• **MATERIAL PROVIDED**
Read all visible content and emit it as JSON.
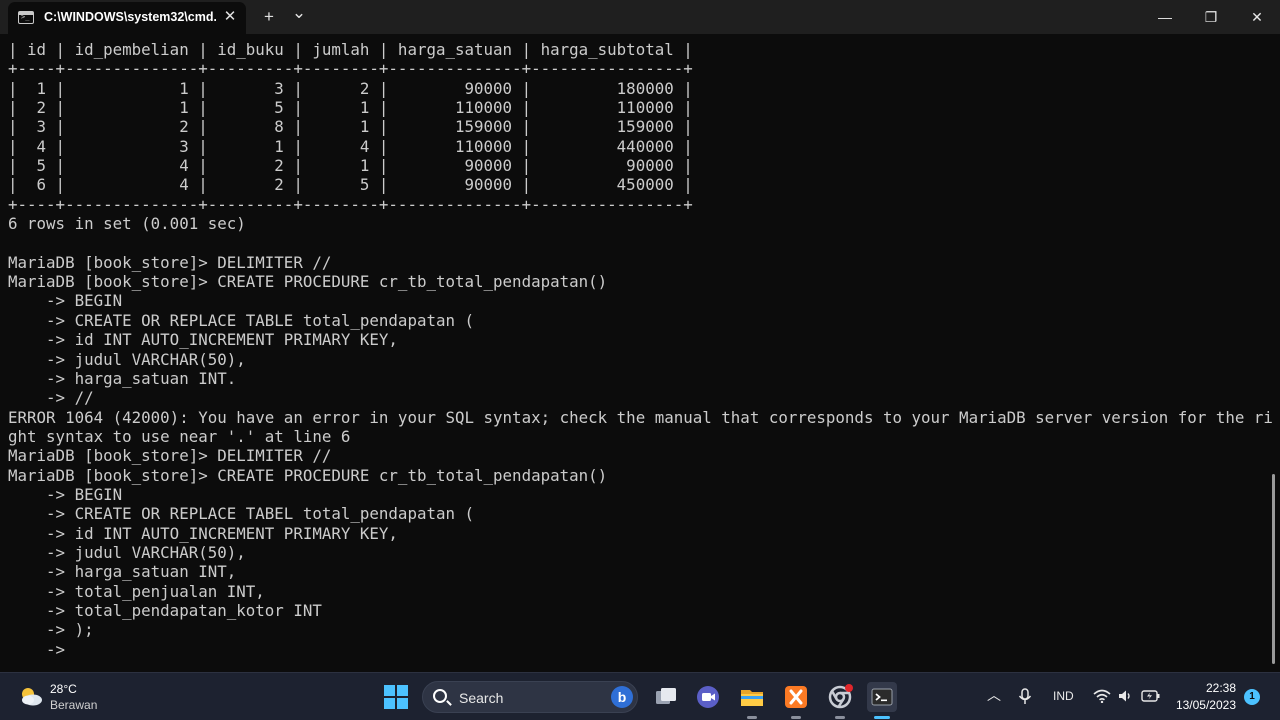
{
  "window": {
    "tab_title": "C:\\WINDOWS\\system32\\cmd.",
    "close_tab_glyph": "✕",
    "new_tab_glyph": "+",
    "dropdown_glyph": "⌄",
    "minimize_glyph": "—",
    "maximize_glyph": "❐",
    "close_glyph": "✕"
  },
  "terminal": {
    "lines": [
      "| id | id_pembelian | id_buku | jumlah | harga_satuan | harga_subtotal |",
      "+----+--------------+---------+--------+--------------+----------------+",
      "|  1 |            1 |       3 |      2 |        90000 |         180000 |",
      "|  2 |            1 |       5 |      1 |       110000 |         110000 |",
      "|  3 |            2 |       8 |      1 |       159000 |         159000 |",
      "|  4 |            3 |       1 |      4 |       110000 |         440000 |",
      "|  5 |            4 |       2 |      1 |        90000 |          90000 |",
      "|  6 |            4 |       2 |      5 |        90000 |         450000 |",
      "+----+--------------+---------+--------+--------------+----------------+",
      "6 rows in set (0.001 sec)",
      "",
      "MariaDB [book_store]> DELIMITER //",
      "MariaDB [book_store]> CREATE PROCEDURE cr_tb_total_pendapatan()",
      "    -> BEGIN",
      "    -> CREATE OR REPLACE TABLE total_pendapatan (",
      "    -> id INT AUTO_INCREMENT PRIMARY KEY,",
      "    -> judul VARCHAR(50),",
      "    -> harga_satuan INT.",
      "    -> //",
      "ERROR 1064 (42000): You have an error in your SQL syntax; check the manual that corresponds to your MariaDB server version for the ri",
      "ght syntax to use near '.' at line 6",
      "MariaDB [book_store]> DELIMITER //",
      "MariaDB [book_store]> CREATE PROCEDURE cr_tb_total_pendapatan()",
      "    -> BEGIN",
      "    -> CREATE OR REPLACE TABEL total_pendapatan (",
      "    -> id INT AUTO_INCREMENT PRIMARY KEY,",
      "    -> judul VARCHAR(50),",
      "    -> harga_satuan INT,",
      "    -> total_penjualan INT,",
      "    -> total_pendapatan_kotor INT",
      "    -> );",
      "    ->"
    ]
  },
  "taskbar": {
    "weather_temp": "28°C",
    "weather_desc": "Berawan",
    "search_placeholder": "Search",
    "language": "IND",
    "time": "22:38",
    "date": "13/05/2023",
    "notification_count": "1"
  }
}
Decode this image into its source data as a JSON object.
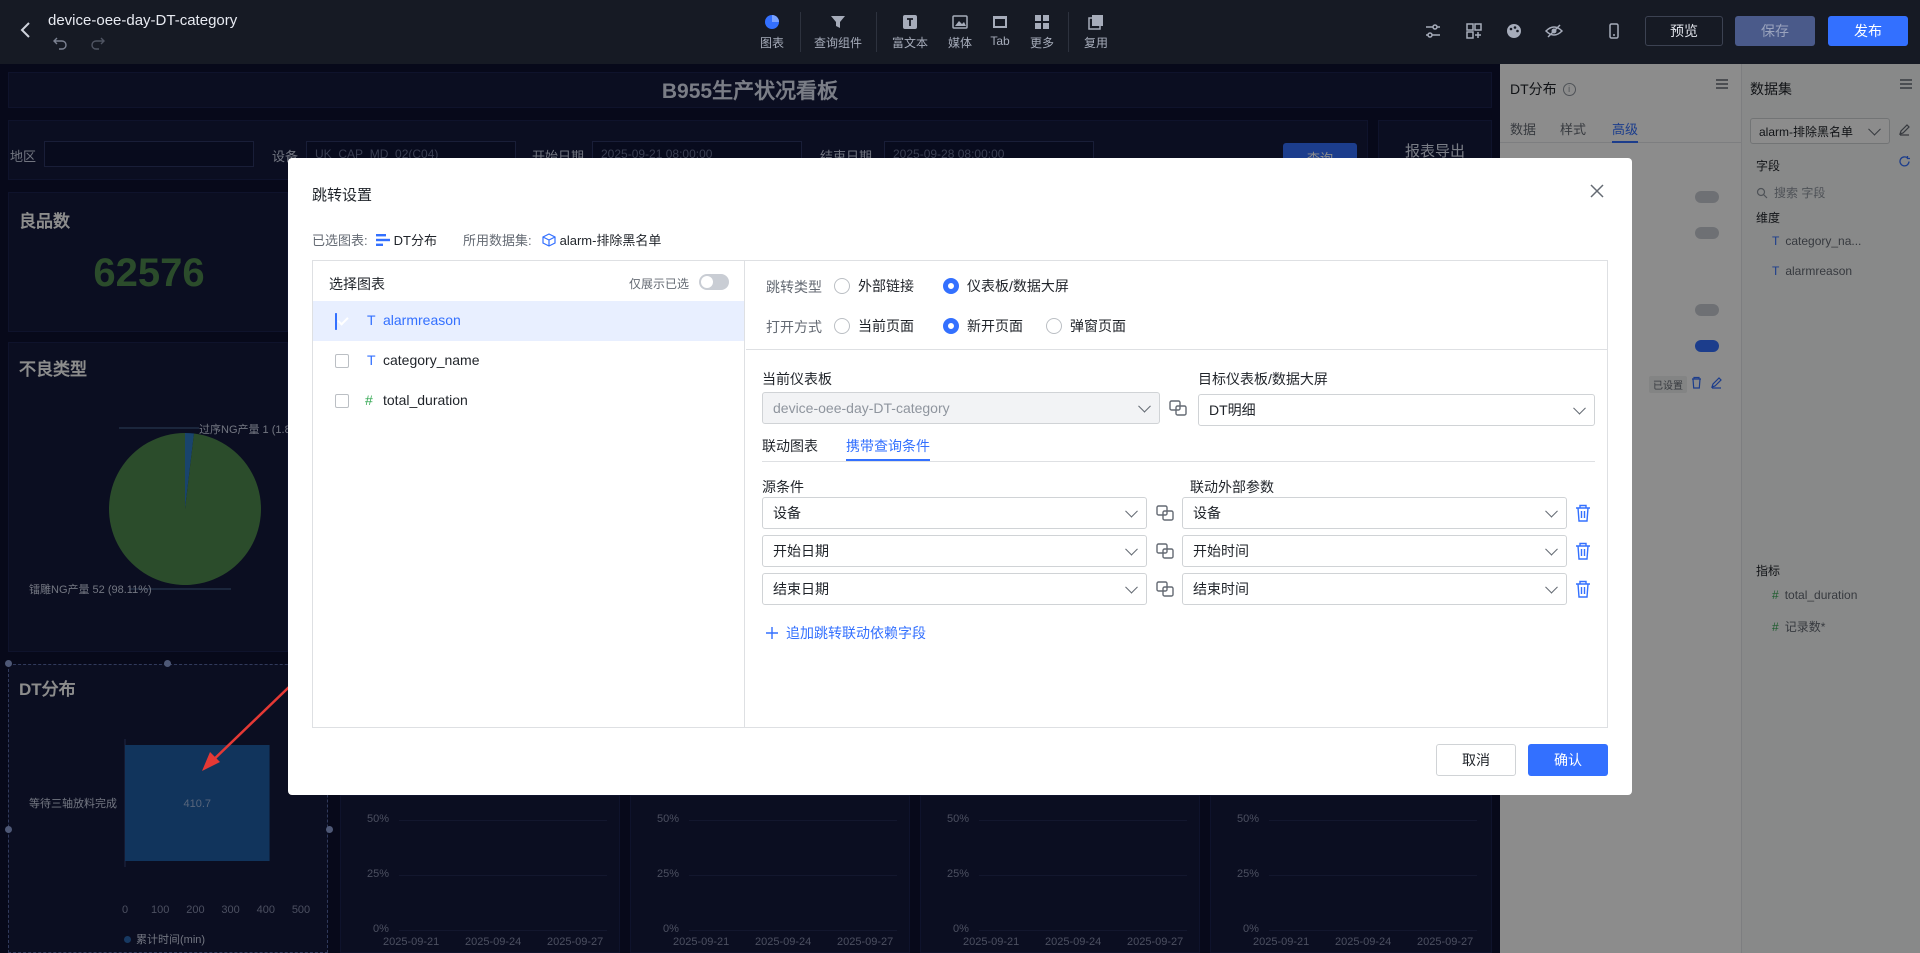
{
  "header": {
    "title": "device-oee-day-DT-category",
    "tools": [
      {
        "label": "图表",
        "icon": "chart-icon"
      },
      {
        "label": "查询组件",
        "icon": "filter-icon"
      },
      {
        "label": "富文本",
        "icon": "richtext-icon"
      },
      {
        "label": "媒体",
        "icon": "media-icon"
      },
      {
        "label": "Tab",
        "icon": "tab-icon"
      },
      {
        "label": "更多",
        "icon": "more-grid-icon"
      },
      {
        "label": "复用",
        "icon": "reuse-icon"
      }
    ],
    "preview_label": "预览",
    "save_label": "保存",
    "publish_label": "发布"
  },
  "dashboard": {
    "title": "B955生产状况看板",
    "filters": {
      "region_label": "地区",
      "device_label": "设备",
      "device_value": "UK_CAP_MD_02(C04)",
      "start_label": "开始日期",
      "start_value": "2025-09-21 08:00:00",
      "end_label": "结束日期",
      "end_value": "2025-09-28 08:00:00",
      "query_label": "查询",
      "export_label": "报表导出"
    },
    "good_count": {
      "title": "良品数",
      "value": "62576"
    },
    "defect_type": {
      "title": "不良类型",
      "label_top": "过序NG产量 1 (1.8",
      "label_bottom": "镭雕NG产量 52 (98.11%)"
    },
    "dt_dist": {
      "title": "DT分布",
      "category": "等待三轴放料完成",
      "value_label": "410.7",
      "legend": "累计时间(min)"
    },
    "small_charts": {
      "yticks": [
        "50%",
        "25%",
        "0%"
      ],
      "xticks": [
        "2025-09-21",
        "2025-09-24",
        "2025-09-27"
      ]
    }
  },
  "chart_data": [
    {
      "type": "bar",
      "title": "DT分布",
      "categories": [
        "等待三轴放料完成"
      ],
      "series": [
        {
          "name": "累计时间(min)",
          "values": [
            410.7
          ]
        }
      ],
      "xlim": [
        0,
        500
      ],
      "xticks": [
        "0",
        "100",
        "200",
        "300",
        "400",
        "500"
      ],
      "orientation": "horizontal"
    },
    {
      "type": "pie",
      "title": "不良类型",
      "categories": [
        "过序NG产量",
        "镭雕NG产量"
      ],
      "values": [
        1,
        52
      ],
      "colors": [
        "#2f7cc7",
        "#4f8a4f"
      ]
    }
  ],
  "right_panel": {
    "title": "DT分布",
    "tabs": [
      "数据",
      "样式",
      "高级"
    ],
    "active_tab": "高级",
    "set_badge": "已设置"
  },
  "dataset_panel": {
    "title": "数据集",
    "dataset": "alarm-排除黑名单",
    "fields_label": "字段",
    "search_placeholder": "搜索 字段",
    "dimension_label": "维度",
    "dimensions": [
      "category_na...",
      "alarmreason"
    ],
    "metric_label": "指标",
    "metrics": [
      "total_duration",
      "记录数*"
    ]
  },
  "modal": {
    "title": "跳转设置",
    "selected_chart_label": "已选图表:",
    "selected_chart": "DT分布",
    "dataset_label": "所用数据集:",
    "dataset_name": "alarm-排除黑名单",
    "choose_chart_label": "选择图表",
    "only_selected_label": "仅展示已选",
    "fields": [
      {
        "name": "alarmreason",
        "type": "T",
        "checked": true
      },
      {
        "name": "category_name",
        "type": "T",
        "checked": false
      },
      {
        "name": "total_duration",
        "type": "#",
        "checked": false
      }
    ],
    "jump_type_label": "跳转类型",
    "jump_types": [
      "外部链接",
      "仪表板/数据大屏"
    ],
    "open_mode_label": "打开方式",
    "open_modes": [
      "当前页面",
      "新开页面",
      "弹窗页面"
    ],
    "current_dashboard_label": "当前仪表板",
    "current_dashboard": "device-oee-day-DT-category",
    "target_label": "目标仪表板/数据大屏",
    "target_value": "DT明细",
    "subtabs": [
      "联动图表",
      "携带查询条件"
    ],
    "source_label": "源条件",
    "external_label": "联动外部参数",
    "mappings": [
      {
        "source": "设备",
        "target": "设备"
      },
      {
        "source": "开始日期",
        "target": "开始时间"
      },
      {
        "source": "结束日期",
        "target": "结束时间"
      }
    ],
    "add_label": "追加跳转联动依赖字段",
    "cancel_label": "取消",
    "confirm_label": "确认"
  }
}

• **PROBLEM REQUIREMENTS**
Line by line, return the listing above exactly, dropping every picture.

• **EXERCISE RESPONSE**
Read all visible content and emit it as JSON.
{
  "window": {
    "tab_title": "C:\\WINDOWS\\system32\\cmd.",
    "close_tab_glyph": "✕",
    "new_tab_glyph": "+",
    "dropdown_glyph": "⌄",
    "minimize_glyph": "—",
    "maximize_glyph": "❐",
    "close_glyph": "✕"
  },
  "terminal": {
    "lines": [
      "| id | id_pembelian | id_buku | jumlah | harga_satuan | harga_subtotal |",
      "+----+--------------+---------+--------+--------------+----------------+",
      "|  1 |            1 |       3 |      2 |        90000 |         180000 |",
      "|  2 |            1 |       5 |      1 |       110000 |         110000 |",
      "|  3 |            2 |       8 |      1 |       159000 |         159000 |",
      "|  4 |            3 |       1 |      4 |       110000 |         440000 |",
      "|  5 |            4 |       2 |      1 |        90000 |          90000 |",
      "|  6 |            4 |       2 |      5 |        90000 |         450000 |",
      "+----+--------------+---------+--------+--------------+----------------+",
      "6 rows in set (0.001 sec)",
      "",
      "MariaDB [book_store]> DELIMITER //",
      "MariaDB [book_store]> CREATE PROCEDURE cr_tb_total_pendapatan()",
      "    -> BEGIN",
      "    -> CREATE OR REPLACE TABLE total_pendapatan (",
      "    -> id INT AUTO_INCREMENT PRIMARY KEY,",
      "    -> judul VARCHAR(50),",
      "    -> harga_satuan INT.",
      "    -> //",
      "ERROR 1064 (42000): You have an error in your SQL syntax; check the manual that corresponds to your MariaDB server version for the ri",
      "ght syntax to use near '.' at line 6",
      "MariaDB [book_store]> DELIMITER //",
      "MariaDB [book_store]> CREATE PROCEDURE cr_tb_total_pendapatan()",
      "    -> BEGIN",
      "    -> CREATE OR REPLACE TABEL total_pendapatan (",
      "    -> id INT AUTO_INCREMENT PRIMARY KEY,",
      "    -> judul VARCHAR(50),",
      "    -> harga_satuan INT,",
      "    -> total_penjualan INT,",
      "    -> total_pendapatan_kotor INT",
      "    -> );",
      "    ->"
    ]
  },
  "taskbar": {
    "weather_temp": "28°C",
    "weather_desc": "Berawan",
    "search_placeholder": "Search",
    "language": "IND",
    "time": "22:38",
    "date": "13/05/2023",
    "notification_count": "1"
  }
}
Decode this image into its source data as a JSON object.
{
  "header": {
    "title": "device-oee-day-DT-category",
    "tools": [
      {
        "label": "图表",
        "icon": "chart-icon"
      },
      {
        "label": "查询组件",
        "icon": "filter-icon"
      },
      {
        "label": "富文本",
        "icon": "richtext-icon"
      },
      {
        "label": "媒体",
        "icon": "media-icon"
      },
      {
        "label": "Tab",
        "icon": "tab-icon"
      },
      {
        "label": "更多",
        "icon": "more-grid-icon"
      },
      {
        "label": "复用",
        "icon": "reuse-icon"
      }
    ],
    "preview_label": "预览",
    "save_label": "保存",
    "publish_label": "发布"
  },
  "dashboard": {
    "title": "B955生产状况看板",
    "filters": {
      "region_label": "地区",
      "device_label": "设备",
      "device_value": "UK_CAP_MD_02(C04)",
      "start_label": "开始日期",
      "start_value": "2025-09-21 08:00:00",
      "end_label": "结束日期",
      "end_value": "2025-09-28 08:00:00",
      "query_label": "查询",
      "export_label": "报表导出"
    },
    "good_count": {
      "title": "良品数",
      "value": "62576"
    },
    "defect_type": {
      "title": "不良类型",
      "label_top": "过序NG产量 1 (1.8",
      "label_bottom": "镭雕NG产量 52 (98.11%)"
    },
    "dt_dist": {
      "title": "DT分布",
      "category": "等待三轴放料完成",
      "value_label": "410.7",
      "legend": "累计时间(min)"
    },
    "small_charts": {
      "yticks": [
        "50%",
        "25%",
        "0%"
      ],
      "xticks": [
        "2025-09-21",
        "2025-09-24",
        "2025-09-27"
      ]
    }
  },
  "chart_data": [
    {
      "type": "bar",
      "title": "DT分布",
      "categories": [
        "等待三轴放料完成"
      ],
      "series": [
        {
          "name": "累计时间(min)",
          "values": [
            410.7
          ]
        }
      ],
      "xlim": [
        0,
        500
      ],
      "xticks": [
        "0",
        "100",
        "200",
        "300",
        "400",
        "500"
      ],
      "orientation": "horizontal"
    },
    {
      "type": "pie",
      "title": "不良类型",
      "categories": [
        "过序NG产量",
        "镭雕NG产量"
      ],
      "values": [
        1,
        52
      ],
      "colors": [
        "#2f7cc7",
        "#4f8a4f"
      ]
    }
  ],
  "right_panel": {
    "title": "DT分布",
    "tabs": [
      "数据",
      "样式",
      "高级"
    ],
    "active_tab": "高级",
    "set_badge": "已设置"
  },
  "dataset_panel": {
    "title": "数据集",
    "dataset": "alarm-排除黑名单",
    "fields_label": "字段",
    "search_placeholder": "搜索 字段",
    "dimension_label": "维度",
    "dimensions": [
      "category_na...",
      "alarmreason"
    ],
    "metric_label": "指标",
    "metrics": [
      "total_duration",
      "记录数*"
    ]
  },
  "modal": {
    "title": "跳转设置",
    "selected_chart_label": "已选图表:",
    "selected_chart": "DT分布",
    "dataset_label": "所用数据集:",
    "dataset_name": "alarm-排除黑名单",
    "choose_chart_label": "选择图表",
    "only_selected_label": "仅展示已选",
    "fields": [
      {
        "name": "alarmreason",
        "type": "T",
        "checked": true
      },
      {
        "name": "category_name",
        "type": "T",
        "checked": false
      },
      {
        "name": "total_duration",
        "type": "#",
        "checked": false
      }
    ],
    "jump_type_label": "跳转类型",
    "jump_types": [
      "外部链接",
      "仪表板/数据大屏"
    ],
    "open_mode_label": "打开方式",
    "open_modes": [
      "当前页面",
      "新开页面",
      "弹窗页面"
    ],
    "current_dashboard_label": "当前仪表板",
    "current_dashboard": "device-oee-day-DT-category",
    "target_label": "目标仪表板/数据大屏",
    "target_value": "DT明细",
    "subtabs": [
      "联动图表",
      "携带查询条件"
    ],
    "source_label": "源条件",
    "external_label": "联动外部参数",
    "mappings": [
      {
        "source": "设备",
        "target": "设备"
      },
      {
        "source": "开始日期",
        "target": "开始时间"
      },
      {
        "source": "结束日期",
        "target": "结束时间"
      }
    ],
    "add_label": "追加跳转联动依赖字段",
    "cancel_label": "取消",
    "confirm_label": "确认"
  }
}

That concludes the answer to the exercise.